*What is being asked:* I need every line that includes the word "output" copied from the material.

*Stored data:*
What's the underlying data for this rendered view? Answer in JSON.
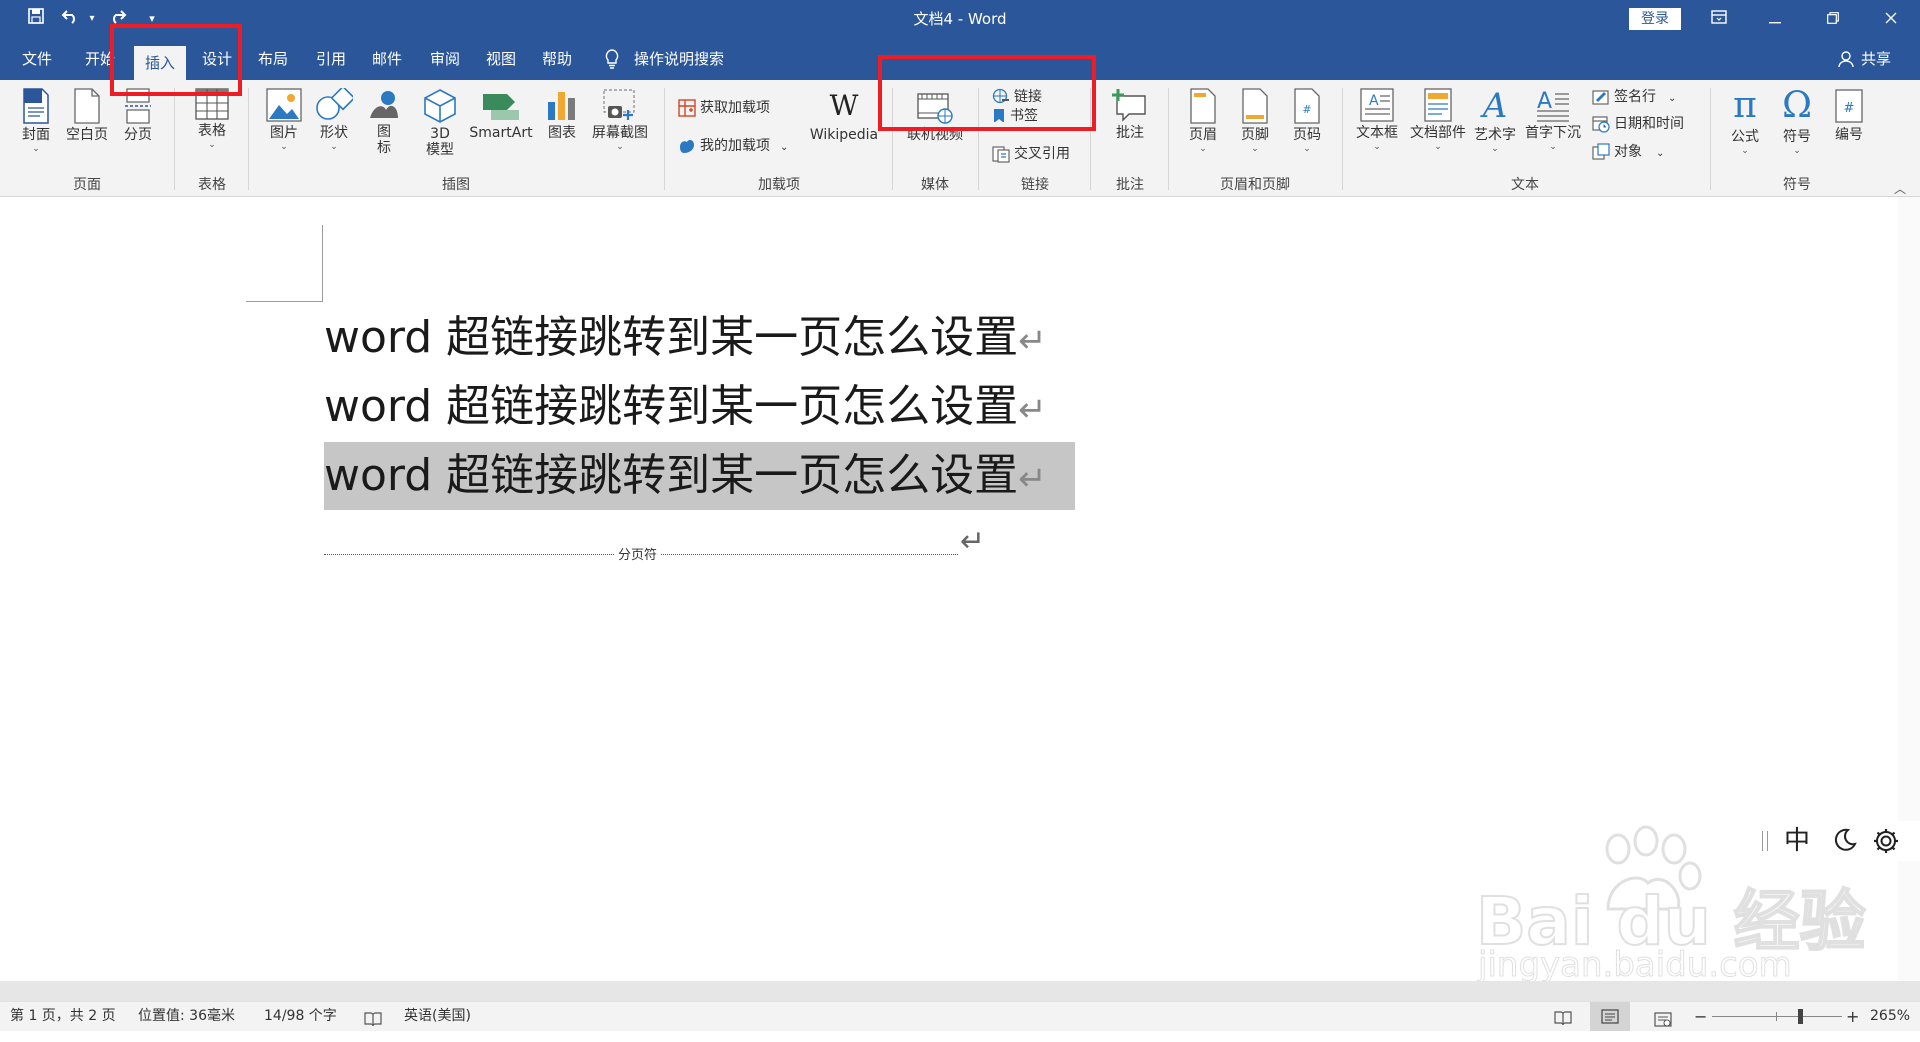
{
  "titlebar": {
    "title": "文档4  -  Word",
    "login_label": "登录",
    "qat": {
      "save_icon": "save-icon",
      "undo_icon": "undo-icon",
      "redo_icon": "redo-icon",
      "customize_icon": "customize-qat-icon"
    }
  },
  "tabs": {
    "file": "文件",
    "home": "开始",
    "insert": "插入",
    "design": "设计",
    "layout": "布局",
    "references": "引用",
    "mailings": "邮件",
    "review": "审阅",
    "view": "视图",
    "help": "帮助",
    "tell_me": "操作说明搜索",
    "share": "共享"
  },
  "ribbon": {
    "pages": {
      "cover": "封面",
      "blank": "空白页",
      "break": "分页",
      "group": "页面"
    },
    "tables": {
      "table": "表格",
      "group": "表格"
    },
    "illustrations": {
      "pictures": "图片",
      "shapes": "形状",
      "icons_line1": "图",
      "icons_line2": "标",
      "models_line1": "3D",
      "models_line2": "模型",
      "smartart": "SmartArt",
      "chart": "图表",
      "screenshot": "屏幕截图",
      "group": "插图"
    },
    "addins": {
      "get": "获取加载项",
      "my": "我的加载项",
      "wikipedia": "Wikipedia",
      "group": "加载项"
    },
    "media": {
      "online_video": "联机视频",
      "group": "媒体"
    },
    "links": {
      "link": "链接",
      "bookmark": "书签",
      "crossref": "交叉引用",
      "group": "链接"
    },
    "comments": {
      "comment": "批注",
      "group": "批注"
    },
    "header_footer": {
      "header": "页眉",
      "footer": "页脚",
      "page_number": "页码",
      "group": "页眉和页脚"
    },
    "text": {
      "textbox": "文本框",
      "quickparts": "文档部件",
      "wordart": "艺术字",
      "dropcap": "首字下沉",
      "signature": "签名行",
      "datetime": "日期和时间",
      "object": "对象",
      "group": "文本"
    },
    "symbols": {
      "equation": "公式",
      "symbol": "符号",
      "numbering": "编号",
      "group": "符号"
    }
  },
  "document": {
    "lines": [
      "word 超链接跳转到某一页怎么设置",
      "word 超链接跳转到某一页怎么设置",
      "word 超链接跳转到某一页怎么设置"
    ],
    "page_break_label": "分页符"
  },
  "ime_toolbar": {
    "mode": "中"
  },
  "watermark": {
    "logo_text": "Bai du 经验",
    "url": "jingyan.baidu.com"
  },
  "statusbar": {
    "page": "第 1 页，共 2 页",
    "position": "位置值: 36毫米",
    "words": "14/98 个字",
    "language": "英语(美国)",
    "zoom": "265%",
    "zoom_value": 265
  },
  "colors": {
    "brand": "#2b579a",
    "highlight": "#ee1c25",
    "selection": "#c6c6c6"
  }
}
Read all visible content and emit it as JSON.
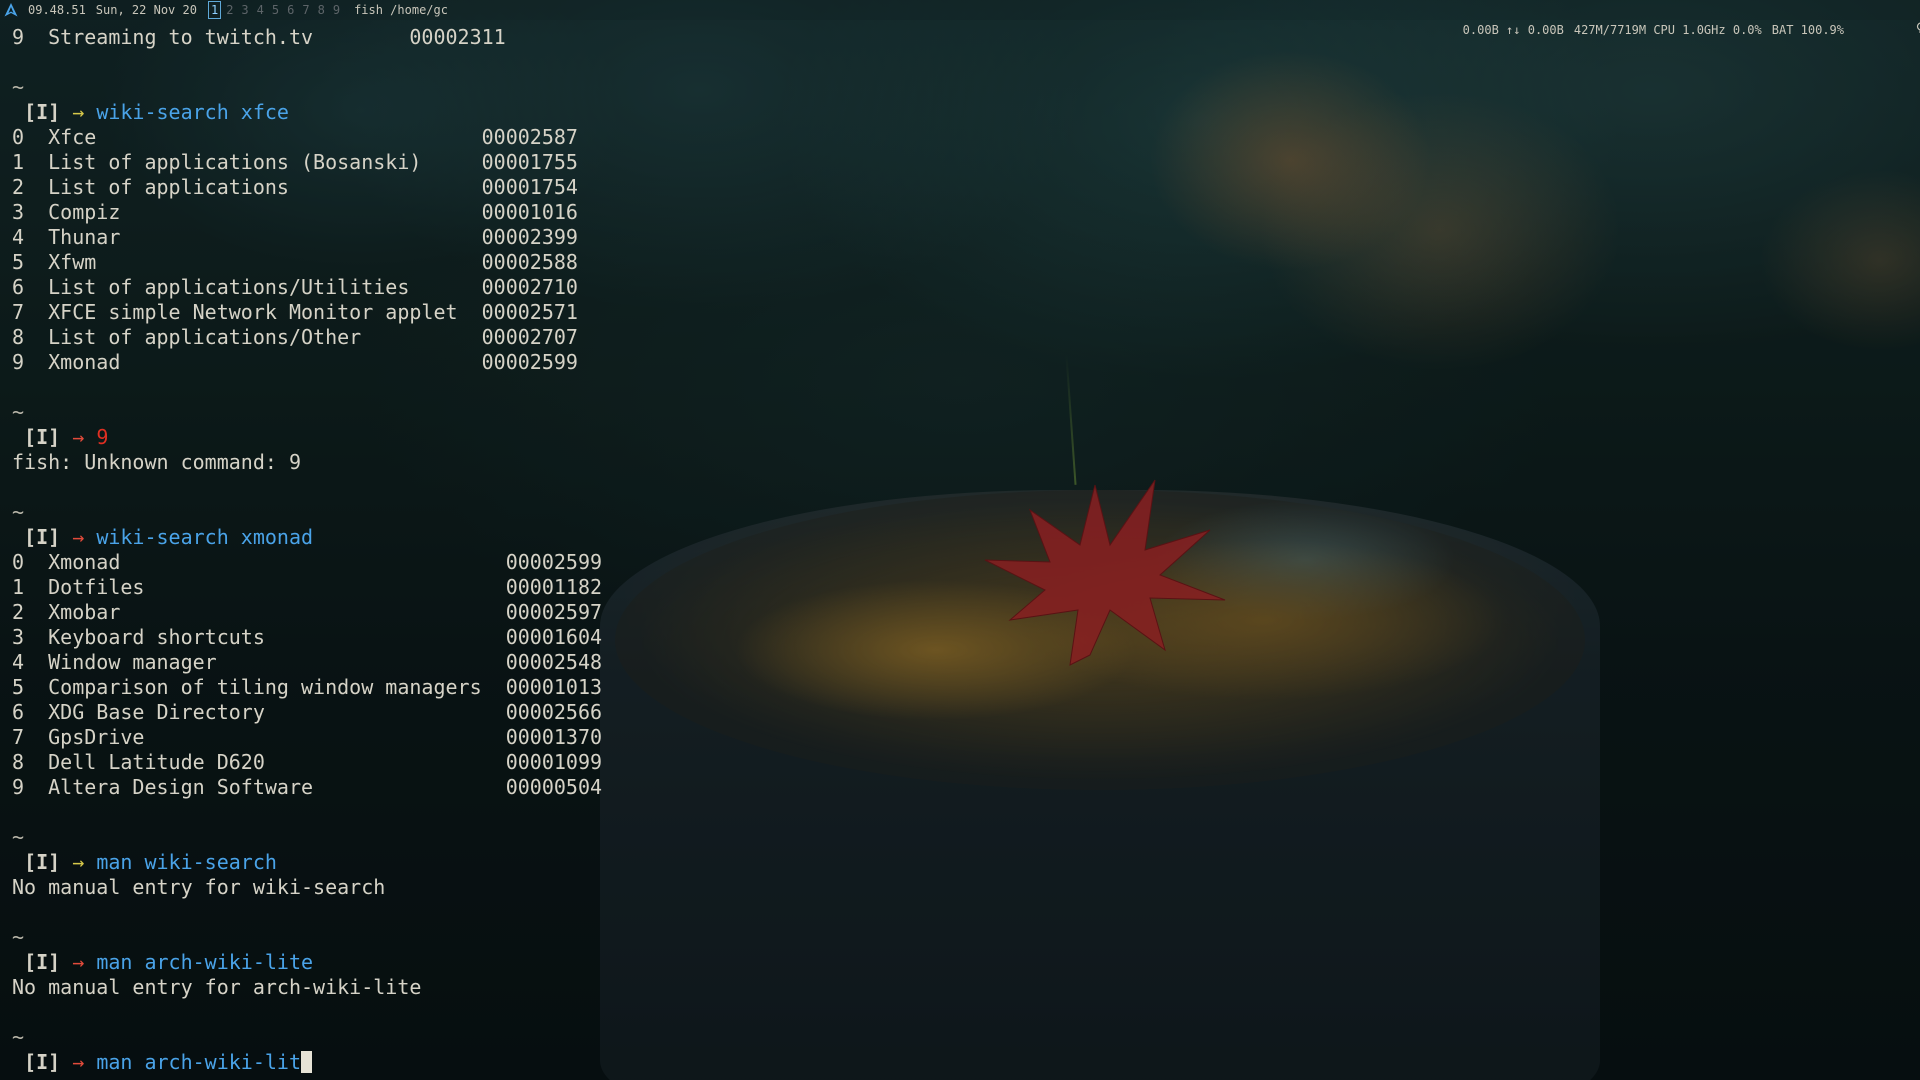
{
  "topbar": {
    "logo_icon": "arch-linux-logo-icon",
    "time": "09.48.51",
    "date": "Sun, 22 Nov 20",
    "workspaces": [
      "1",
      "2",
      "3",
      "4",
      "5",
      "6",
      "7",
      "8",
      "9"
    ],
    "active_workspace": "1",
    "window_title": "fish /home/gc",
    "net_down": "0.00B",
    "net_arrows": "↑↓",
    "net_up": "0.00B",
    "memory": "427M/7719M",
    "cpu_label": "CPU",
    "cpu_freq": "1.0GHz",
    "cpu_usage": "0.0%",
    "battery": "BAT 100.9%",
    "tray_icons": [
      "lightbulb-icon",
      "wifi-icon",
      "volume-icon"
    ]
  },
  "terminal": {
    "prompt_mode": "[I]",
    "prompt_arrow": "→",
    "tilde": "~",
    "first_result": {
      "index": "9",
      "title": "Streaming to twitch.tv",
      "id": "00002311"
    },
    "blocks": [
      {
        "command": "wiki-search xfce",
        "status": "ok",
        "results": [
          {
            "index": "0",
            "title": "Xfce",
            "id": "00002587"
          },
          {
            "index": "1",
            "title": "List of applications (Bosanski)",
            "id": "00001755"
          },
          {
            "index": "2",
            "title": "List of applications",
            "id": "00001754"
          },
          {
            "index": "3",
            "title": "Compiz",
            "id": "00001016"
          },
          {
            "index": "4",
            "title": "Thunar",
            "id": "00002399"
          },
          {
            "index": "5",
            "title": "Xfwm",
            "id": "00002588"
          },
          {
            "index": "6",
            "title": "List of applications/Utilities",
            "id": "00002710"
          },
          {
            "index": "7",
            "title": "XFCE simple Network Monitor applet",
            "id": "00002571"
          },
          {
            "index": "8",
            "title": "List of applications/Other",
            "id": "00002707"
          },
          {
            "index": "9",
            "title": "Xmonad",
            "id": "00002599"
          }
        ]
      },
      {
        "command": "9",
        "status": "invalid",
        "output": "fish: Unknown command: 9"
      },
      {
        "command": "wiki-search xmonad",
        "status": "err",
        "results": [
          {
            "index": "0",
            "title": "Xmonad",
            "id": "00002599"
          },
          {
            "index": "1",
            "title": "Dotfiles",
            "id": "00001182"
          },
          {
            "index": "2",
            "title": "Xmobar",
            "id": "00002597"
          },
          {
            "index": "3",
            "title": "Keyboard shortcuts",
            "id": "00001604"
          },
          {
            "index": "4",
            "title": "Window manager",
            "id": "00002548"
          },
          {
            "index": "5",
            "title": "Comparison of tiling window managers",
            "id": "00001013"
          },
          {
            "index": "6",
            "title": "XDG Base Directory",
            "id": "00002566"
          },
          {
            "index": "7",
            "title": "GpsDrive",
            "id": "00001370"
          },
          {
            "index": "8",
            "title": "Dell Latitude D620",
            "id": "00001099"
          },
          {
            "index": "9",
            "title": "Altera Design Software",
            "id": "00000504"
          }
        ]
      },
      {
        "command": "man wiki-search",
        "status": "ok",
        "output": "No manual entry for wiki-search"
      },
      {
        "command": "man arch-wiki-lite",
        "status": "err",
        "output": "No manual entry for arch-wiki-lite"
      }
    ],
    "current_input": "man arch-wiki-lit",
    "current_status": "err"
  }
}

*Response to this task:*
        "output": "fish: Unknown command: 9"
        "output": "No manual entry for wiki-search"
        "output": "No manual entry for arch-wiki-lite"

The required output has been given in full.